Problem details:
If a line of the material holds the string "Experience", please copy it.

┄┄┄┄┄┄

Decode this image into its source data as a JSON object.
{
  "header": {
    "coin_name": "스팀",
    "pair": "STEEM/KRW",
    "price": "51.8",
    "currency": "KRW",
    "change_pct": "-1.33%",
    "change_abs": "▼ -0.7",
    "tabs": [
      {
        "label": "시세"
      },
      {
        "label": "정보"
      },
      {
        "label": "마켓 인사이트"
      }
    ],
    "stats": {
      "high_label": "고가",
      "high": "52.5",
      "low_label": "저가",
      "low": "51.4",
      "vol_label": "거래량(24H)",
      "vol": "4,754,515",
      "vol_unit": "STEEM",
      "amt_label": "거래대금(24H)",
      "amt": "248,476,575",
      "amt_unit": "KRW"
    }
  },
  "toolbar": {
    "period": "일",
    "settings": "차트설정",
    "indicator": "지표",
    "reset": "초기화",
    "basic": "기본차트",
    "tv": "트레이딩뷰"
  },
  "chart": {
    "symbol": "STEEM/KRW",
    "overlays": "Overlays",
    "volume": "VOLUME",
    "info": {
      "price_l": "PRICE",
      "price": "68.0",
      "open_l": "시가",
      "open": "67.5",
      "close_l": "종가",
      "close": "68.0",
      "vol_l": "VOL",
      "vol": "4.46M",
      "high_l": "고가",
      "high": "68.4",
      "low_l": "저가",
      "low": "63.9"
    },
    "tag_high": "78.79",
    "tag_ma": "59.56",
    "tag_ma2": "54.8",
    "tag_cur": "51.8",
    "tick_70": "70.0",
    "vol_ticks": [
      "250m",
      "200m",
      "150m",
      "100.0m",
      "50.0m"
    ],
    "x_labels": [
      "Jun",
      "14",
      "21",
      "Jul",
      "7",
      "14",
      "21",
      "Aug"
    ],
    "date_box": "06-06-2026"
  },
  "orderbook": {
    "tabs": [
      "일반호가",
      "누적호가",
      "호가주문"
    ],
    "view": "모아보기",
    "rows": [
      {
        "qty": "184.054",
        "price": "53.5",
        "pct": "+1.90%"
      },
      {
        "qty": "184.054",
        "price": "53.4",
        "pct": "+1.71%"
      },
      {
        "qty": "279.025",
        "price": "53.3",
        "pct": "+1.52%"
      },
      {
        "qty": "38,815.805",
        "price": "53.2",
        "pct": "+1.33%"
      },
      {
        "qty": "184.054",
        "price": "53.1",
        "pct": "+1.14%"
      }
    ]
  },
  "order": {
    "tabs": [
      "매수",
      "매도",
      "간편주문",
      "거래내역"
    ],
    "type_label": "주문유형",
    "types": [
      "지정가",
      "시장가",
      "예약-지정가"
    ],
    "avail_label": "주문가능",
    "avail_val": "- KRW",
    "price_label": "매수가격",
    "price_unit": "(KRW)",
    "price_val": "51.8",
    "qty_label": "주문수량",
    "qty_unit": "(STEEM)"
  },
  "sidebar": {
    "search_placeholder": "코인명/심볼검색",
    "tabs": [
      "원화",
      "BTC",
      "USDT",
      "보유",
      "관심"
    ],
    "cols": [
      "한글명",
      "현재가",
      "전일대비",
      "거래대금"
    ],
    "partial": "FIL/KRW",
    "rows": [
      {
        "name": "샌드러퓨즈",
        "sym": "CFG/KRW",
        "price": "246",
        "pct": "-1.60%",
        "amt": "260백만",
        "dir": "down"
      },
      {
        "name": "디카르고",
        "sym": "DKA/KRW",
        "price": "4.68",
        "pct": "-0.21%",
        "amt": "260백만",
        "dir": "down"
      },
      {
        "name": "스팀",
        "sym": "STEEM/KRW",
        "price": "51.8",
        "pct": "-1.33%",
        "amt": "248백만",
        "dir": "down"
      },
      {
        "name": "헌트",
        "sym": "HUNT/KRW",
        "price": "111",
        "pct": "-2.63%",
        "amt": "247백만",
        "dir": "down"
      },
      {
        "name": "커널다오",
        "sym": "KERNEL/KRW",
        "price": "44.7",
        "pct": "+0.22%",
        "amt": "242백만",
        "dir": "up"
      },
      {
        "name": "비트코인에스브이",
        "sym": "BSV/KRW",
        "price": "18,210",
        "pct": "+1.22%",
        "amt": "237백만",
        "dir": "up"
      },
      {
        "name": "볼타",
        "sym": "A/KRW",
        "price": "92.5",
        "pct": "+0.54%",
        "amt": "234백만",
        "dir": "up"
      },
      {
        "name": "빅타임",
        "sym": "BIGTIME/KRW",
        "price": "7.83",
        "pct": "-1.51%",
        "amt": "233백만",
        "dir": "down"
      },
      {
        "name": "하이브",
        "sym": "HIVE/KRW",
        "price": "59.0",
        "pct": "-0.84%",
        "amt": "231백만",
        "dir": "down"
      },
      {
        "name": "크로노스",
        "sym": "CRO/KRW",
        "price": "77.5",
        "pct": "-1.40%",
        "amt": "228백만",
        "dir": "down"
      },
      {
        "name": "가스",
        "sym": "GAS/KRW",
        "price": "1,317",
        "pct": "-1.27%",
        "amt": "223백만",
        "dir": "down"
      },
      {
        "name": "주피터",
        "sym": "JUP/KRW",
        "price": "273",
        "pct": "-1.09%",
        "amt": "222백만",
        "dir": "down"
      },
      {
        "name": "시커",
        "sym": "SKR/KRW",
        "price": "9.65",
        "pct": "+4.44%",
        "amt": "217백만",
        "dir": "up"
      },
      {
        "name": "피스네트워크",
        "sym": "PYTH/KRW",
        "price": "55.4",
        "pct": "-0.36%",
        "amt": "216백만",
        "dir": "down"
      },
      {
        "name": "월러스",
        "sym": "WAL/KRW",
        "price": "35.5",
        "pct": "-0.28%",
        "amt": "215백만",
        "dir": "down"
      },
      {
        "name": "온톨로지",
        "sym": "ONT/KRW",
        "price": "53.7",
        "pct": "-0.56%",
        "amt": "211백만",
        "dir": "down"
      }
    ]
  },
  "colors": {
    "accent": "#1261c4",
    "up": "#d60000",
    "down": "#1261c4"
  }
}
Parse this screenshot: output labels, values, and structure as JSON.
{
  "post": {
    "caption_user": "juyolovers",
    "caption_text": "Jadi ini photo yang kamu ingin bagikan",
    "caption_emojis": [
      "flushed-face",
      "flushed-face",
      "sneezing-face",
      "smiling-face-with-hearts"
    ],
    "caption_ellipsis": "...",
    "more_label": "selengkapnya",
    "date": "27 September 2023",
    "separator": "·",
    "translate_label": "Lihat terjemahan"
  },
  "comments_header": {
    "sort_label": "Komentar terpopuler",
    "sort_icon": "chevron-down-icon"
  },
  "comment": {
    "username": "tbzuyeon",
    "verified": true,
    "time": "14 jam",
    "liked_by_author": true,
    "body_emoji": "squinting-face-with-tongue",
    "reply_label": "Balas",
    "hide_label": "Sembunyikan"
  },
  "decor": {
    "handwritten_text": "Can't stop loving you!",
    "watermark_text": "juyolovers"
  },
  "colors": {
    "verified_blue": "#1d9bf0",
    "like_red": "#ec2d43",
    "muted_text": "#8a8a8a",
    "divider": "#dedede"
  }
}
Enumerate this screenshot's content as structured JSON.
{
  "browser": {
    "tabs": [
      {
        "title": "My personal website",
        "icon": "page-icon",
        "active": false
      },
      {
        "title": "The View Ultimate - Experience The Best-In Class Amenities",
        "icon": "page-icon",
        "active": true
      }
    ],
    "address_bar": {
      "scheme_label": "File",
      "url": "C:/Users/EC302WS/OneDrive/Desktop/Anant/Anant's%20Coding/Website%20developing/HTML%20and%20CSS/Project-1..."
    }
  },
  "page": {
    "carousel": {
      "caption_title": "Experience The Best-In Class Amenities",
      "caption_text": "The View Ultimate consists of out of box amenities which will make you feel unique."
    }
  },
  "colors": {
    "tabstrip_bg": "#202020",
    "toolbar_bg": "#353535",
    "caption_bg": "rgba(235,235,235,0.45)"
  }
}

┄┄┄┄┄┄

Response box:
        "title": "The View Ultimate - Experience The Best-In Class Amenities",
      "caption_title": "Experience The Best-In Class Amenities",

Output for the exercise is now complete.